Deroulede shuddered when first he beheld the scene, shuddered at the very thought of finding Juliette amongst these careless, laughing, thoughtless mimes.
His own, his beautiful Juliette, with her proud face and majestic, queen-like gestures; it was a relief not to see her there.
“Juliette Marny? Inconnue,” was the final word he heard about her.
No one told him that by Deputy Merlin’s strictest orders she had been labelled “dangerous”, and placed in a remote wing of the Luxembourg Palace, together with a few, who, like herself, were allowed to see no one, communicate with no one.
Then when the couvre-feu had sounded, when all public places were closed, when the night watchman had begun his rounds, Deroulede knew that his quest for that night must remain fruitless.
But he could not rest. In and out the tortuous streets of Paris he roamed during the better part of that night. He was now only awaiting the dawn to publicly demand the right to stand beside Juliette.
A hopeless misery was in his heart, a longing for a cessation of life; only one thing kept his brain active, his mind clear: the hope of saving Juliette.
The dawn was breaking in the far east when, wandering along the banks of the river, he suddenly felt a touch on his arm.
“Come to my hovel,” said a pleasant, lazy voice close to his ear, whilst a kindly hand seemed to drag him away from the contemplation of the dark, silent river. “And a demmed, beastly place it is too, but at least we can talk quietly there.”
Deroulede, roused from his meditation, looked up, to see his friend, Sir Percy Blakeney, standing close beside him. Tall, debonnair, well-dressed, he seemed by his very presence to dissipate the morbid atmosphere which was beginning to weigh upon Deroulede’s active mind.

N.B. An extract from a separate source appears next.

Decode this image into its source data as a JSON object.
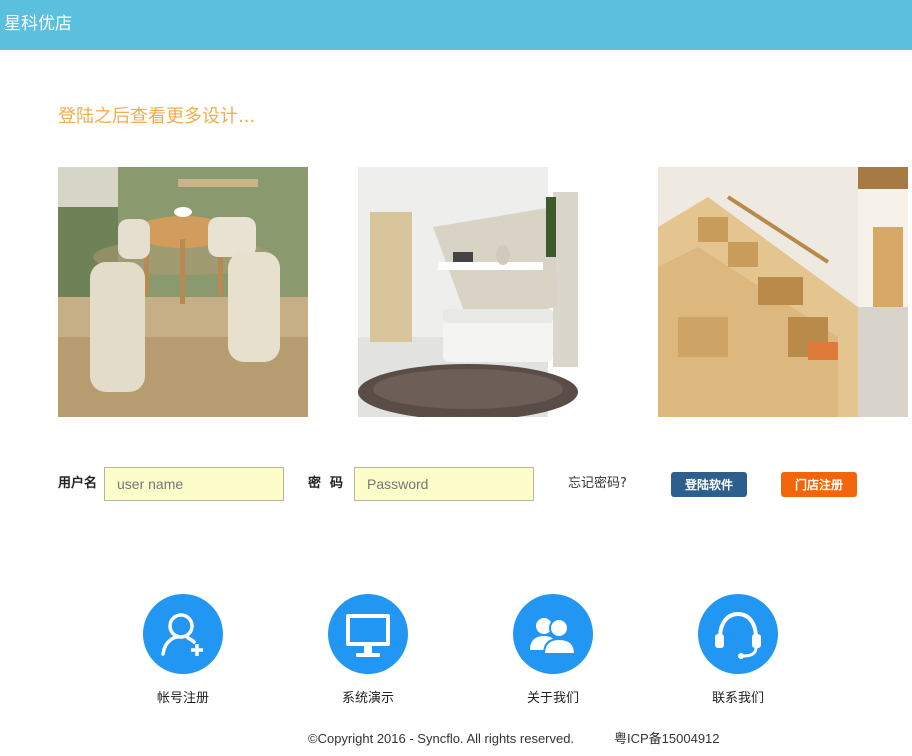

Deroulede followed him readily enough through, the intricate mazes of old Paris, and down the Rue des Arts, until Sir Percy stopped outside a small hostelry, the door of which stood wide open.

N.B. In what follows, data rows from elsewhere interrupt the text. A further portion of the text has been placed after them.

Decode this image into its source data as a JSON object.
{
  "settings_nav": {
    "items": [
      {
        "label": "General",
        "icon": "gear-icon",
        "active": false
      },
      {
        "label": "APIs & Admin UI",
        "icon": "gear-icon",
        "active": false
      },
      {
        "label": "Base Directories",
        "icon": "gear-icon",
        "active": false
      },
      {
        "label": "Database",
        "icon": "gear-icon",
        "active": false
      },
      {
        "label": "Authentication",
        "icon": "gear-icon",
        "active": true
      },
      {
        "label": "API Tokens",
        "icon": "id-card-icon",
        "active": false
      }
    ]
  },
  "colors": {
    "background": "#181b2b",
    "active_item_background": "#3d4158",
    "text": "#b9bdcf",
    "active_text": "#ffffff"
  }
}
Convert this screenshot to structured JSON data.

“Mine host has nothing to lose from footpads and thieves,” explained the Englishman as he guided his friend through the narrow doorway, then up a flight of rickety stairs, to a small room on the floor above. “He leaves all doors open for anyone to walk in, but, la! the interior of the house looks so uninviting that no one is tempted to enter.”

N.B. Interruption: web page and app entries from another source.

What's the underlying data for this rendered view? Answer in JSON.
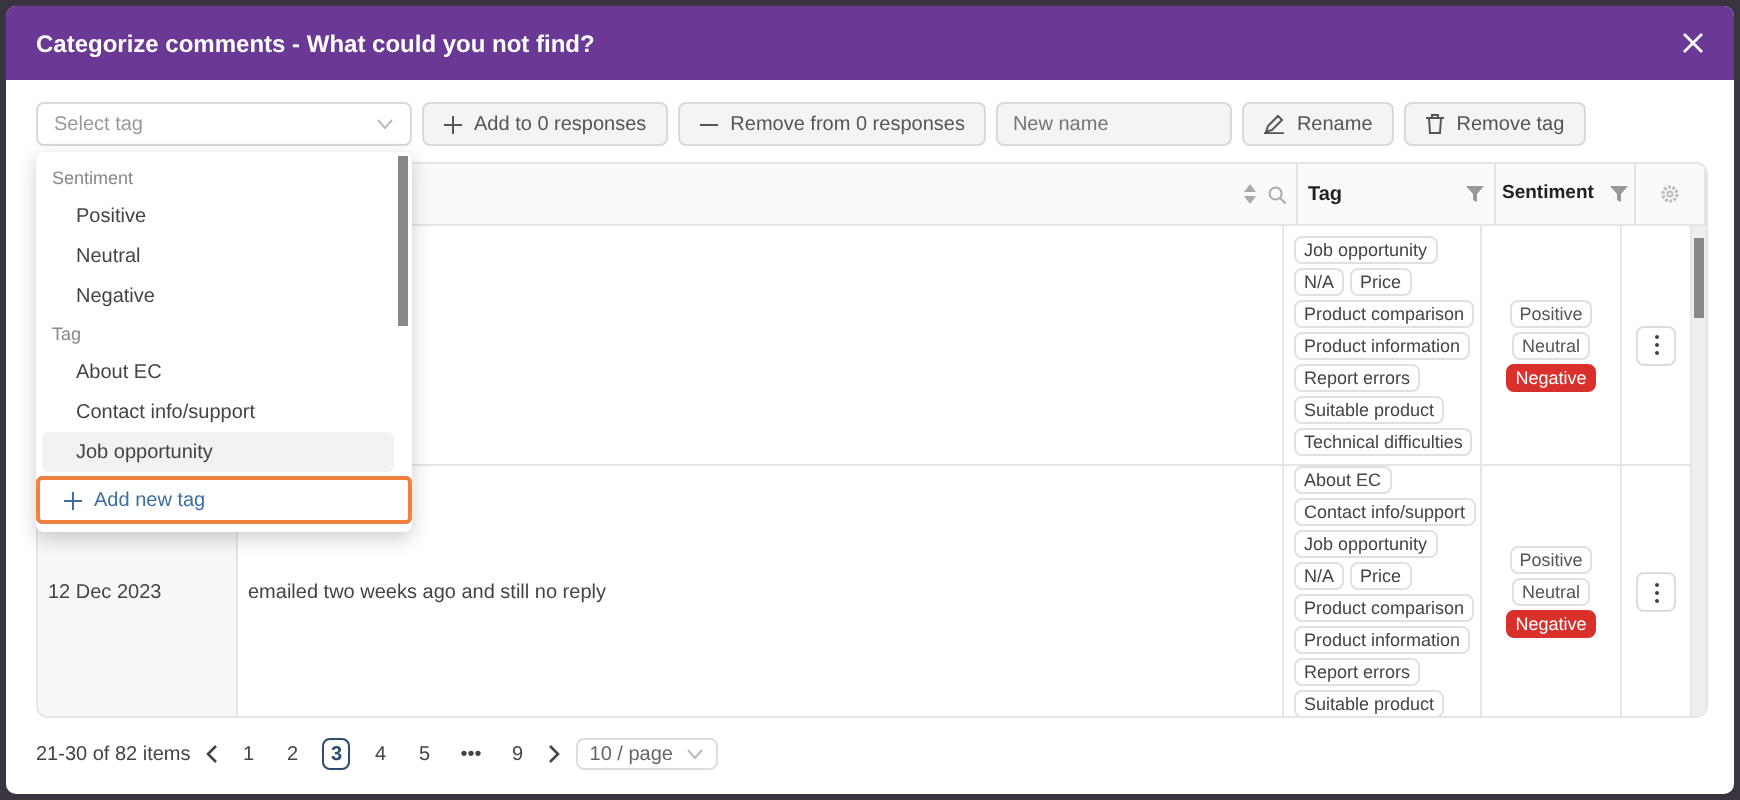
{
  "dialog": {
    "title": "Categorize comments - What could you not find?"
  },
  "toolbar": {
    "tag_select": {
      "placeholder": "Select tag"
    },
    "add_button": "Add to 0 responses",
    "remove_button": "Remove from 0 responses",
    "name_field": {
      "placeholder": "New name"
    },
    "rename_button": "Rename",
    "remove_tag_button": "Remove tag"
  },
  "table": {
    "columns": [
      {
        "label": "Tag"
      },
      {
        "label": "Sentiment"
      }
    ],
    "rows": [
      {
        "tags": [
          "Job opportunity",
          "N/A",
          "Price",
          "Product comparison",
          "Product information",
          "Report errors",
          "Suitable product",
          "Technical difficulties"
        ],
        "sentiments": [
          {
            "label": "Positive",
            "selected": false
          },
          {
            "label": "Neutral",
            "selected": false
          },
          {
            "label": "Negative",
            "selected": true
          }
        ]
      },
      {
        "date": "12 Dec 2023",
        "comment": "emailed two weeks ago and still no reply",
        "tags": [
          "About EC",
          "Contact info/support",
          "Job opportunity",
          "N/A",
          "Price",
          "Product comparison",
          "Product information",
          "Report errors",
          "Suitable product"
        ],
        "sentiments": [
          {
            "label": "Positive",
            "selected": false
          },
          {
            "label": "Neutral",
            "selected": false
          },
          {
            "label": "Negative",
            "selected": true
          }
        ]
      }
    ]
  },
  "dropdown": {
    "groups": [
      {
        "label": "Sentiment",
        "options": [
          {
            "label": "Positive",
            "hovered": false
          },
          {
            "label": "Neutral",
            "hovered": false
          },
          {
            "label": "Negative",
            "hovered": false
          }
        ]
      },
      {
        "label": "Tag",
        "options": [
          {
            "label": "About EC",
            "hovered": false
          },
          {
            "label": "Contact info/support",
            "hovered": false
          },
          {
            "label": "Job opportunity",
            "hovered": true
          }
        ]
      }
    ],
    "add_label": "Add new tag",
    "add_highlighted": true
  },
  "pagination": {
    "summary": "21-30 of 82 items",
    "pages": [
      {
        "label": "1",
        "kind": "page",
        "selected": false
      },
      {
        "label": "2",
        "kind": "page",
        "selected": false
      },
      {
        "label": "3",
        "kind": "page",
        "selected": true
      },
      {
        "label": "4",
        "kind": "page",
        "selected": false
      },
      {
        "label": "5",
        "kind": "page",
        "selected": false
      },
      {
        "label": "•••",
        "kind": "ellipsis"
      },
      {
        "label": "9",
        "kind": "page",
        "selected": false
      }
    ],
    "page_size": "10 / page"
  }
}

“I wonder you care to stay here,” remarked Deroulede, with a momentary smile, as he contrasted in his mind the fastidious appearance of his friend with the dinginess and dirt of these surroundings.
Sir Percy deposited his large person in the capacious depths of a creaky chair, stretched his long limbs out before him, and said quietly:
“I am only staying in this demmed hole until the moment when I can drag you out of this murderous city.”
Deroulede shook his head.
“You’d best go back to England, then,” he said, “for I’ll never leave Paris now.”